The Mary Poppins silhouette on the pedestrian lights at a crossing.
A life-size bronze statue is dedicated to the Mary Poppins character, found on the corner of Richmond Street and Kent Street. The statue stands out of the front of the former Australian Joint Stock Bank, where Travers was born in August, 1899. Her family left for Allora in 1905.
The bronze statue of Mary Poppins, erected directly in front of the Australian Joint Stock Bank, where P.L. Travers was born.
Maryborough's best kept secret is the many murals and art installations throughout the CBD. Maryborough offers a highly regarded mural trail, which is increasingly becoming a tourist attraction for the city. My personal favourite was the piece dedicated to Mary Poppins, detailing the different characters and adventures that take place throughout the stories. This can be found on Richmond Street, down the road from the Mary Poppins statue.
A wall mural on Richmond Street, dedicated to the Mary Poppins story.

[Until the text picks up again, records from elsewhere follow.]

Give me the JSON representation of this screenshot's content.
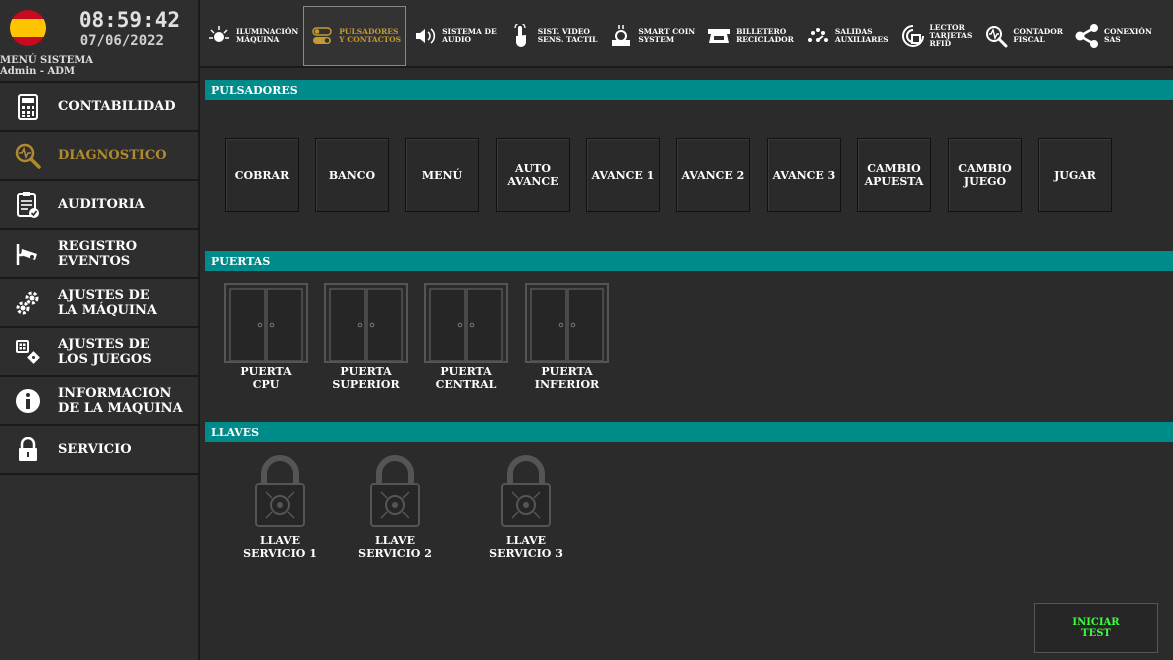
{
  "header": {
    "time": "08:59:42",
    "date": "07/06/2022",
    "menu_title": "MENÚ SISTEMA",
    "user": "Admin - ADM"
  },
  "sidebar": {
    "items": [
      {
        "label": "CONTABILIDAD",
        "icon": "calculator-icon"
      },
      {
        "label": "DIAGNOSTICO",
        "icon": "diagnostic-magnifier-icon",
        "active": true
      },
      {
        "label": "AUDITORIA",
        "icon": "clipboard-check-icon"
      },
      {
        "label": "REGISTRO\nEVENTOS",
        "icon": "camera-icon"
      },
      {
        "label": "AJUSTES DE\nLA MÁQUINA",
        "icon": "gears-icon"
      },
      {
        "label": "AJUSTES DE\nLOS JUEGOS",
        "icon": "game-settings-icon"
      },
      {
        "label": "INFORMACION\nDE LA MAQUINA",
        "icon": "info-icon"
      },
      {
        "label": "SERVICIO",
        "icon": "padlock-icon"
      }
    ]
  },
  "topbar": {
    "items": [
      {
        "label": "ILUMINACIÓN\nMÁQUINA",
        "icon": "light-icon"
      },
      {
        "label": "PULSADORES\nY CONTACTOS",
        "icon": "toggle-icon",
        "active": true
      },
      {
        "label": "SISTEMA DE\nAUDIO",
        "icon": "speaker-icon"
      },
      {
        "label": "SIST. VIDEO\nSENS. TACTIL",
        "icon": "touch-icon"
      },
      {
        "label": "SMART COIN\nSYSTEM",
        "icon": "coin-icon"
      },
      {
        "label": "BILLETERO\nRECICLADOR",
        "icon": "bill-icon"
      },
      {
        "label": "SALIDAS\nAUXILIARES",
        "icon": "outputs-icon"
      },
      {
        "label": "LECTOR\nTARJETAS\nRFID",
        "icon": "rfid-icon"
      },
      {
        "label": "CONTADOR\nFISCAL",
        "icon": "counter-icon"
      },
      {
        "label": "CONEXIÓN\nSAS",
        "icon": "share-icon"
      }
    ]
  },
  "sections": {
    "buttons_title": "PULSADORES",
    "doors_title": "PUERTAS",
    "keys_title": "LLAVES"
  },
  "buttons": [
    "COBRAR",
    "BANCO",
    "MENÚ",
    "AUTO\nAVANCE",
    "AVANCE 1",
    "AVANCE 2",
    "AVANCE 3",
    "CAMBIO\nAPUESTA",
    "CAMBIO\nJUEGO",
    "JUGAR"
  ],
  "doors": [
    "PUERTA\nCPU",
    "PUERTA\nSUPERIOR",
    "PUERTA\nCENTRAL",
    "PUERTA\nINFERIOR"
  ],
  "keys": [
    "LLAVE\nSERVICIO 1",
    "LLAVE\nSERVICIO 2",
    "LLAVE\nSERVICIO 3"
  ],
  "actions": {
    "start_test": "INICIAR\nTEST"
  },
  "colors": {
    "section_header": "#008b8b",
    "active_text": "#c79a30",
    "start_test_text": "#3cff3c"
  }
}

Queens Park is another must-see sight, with stunning views of the Mary River, as well as beautiful trees perfect for an afternoon picnic. The children can also climb aboard one of the many miniature trains at Mesla, which runs on a circuit around Queens Park.
Maryborough is a history buff's dream, with so many heritage-listed buildings to investigate, and art murals to discover. These are just a few options of the many attractions on offer in the town that time forgot.
Well done Brooke, Maryborough is my home town and a writers dream as well. Next trip there you may like to check out the old cemetery where the ancestors and previous owners of the buildings are buried. Heaps of history and of course Maryborough was thought it may be the capital of Queensland at one time.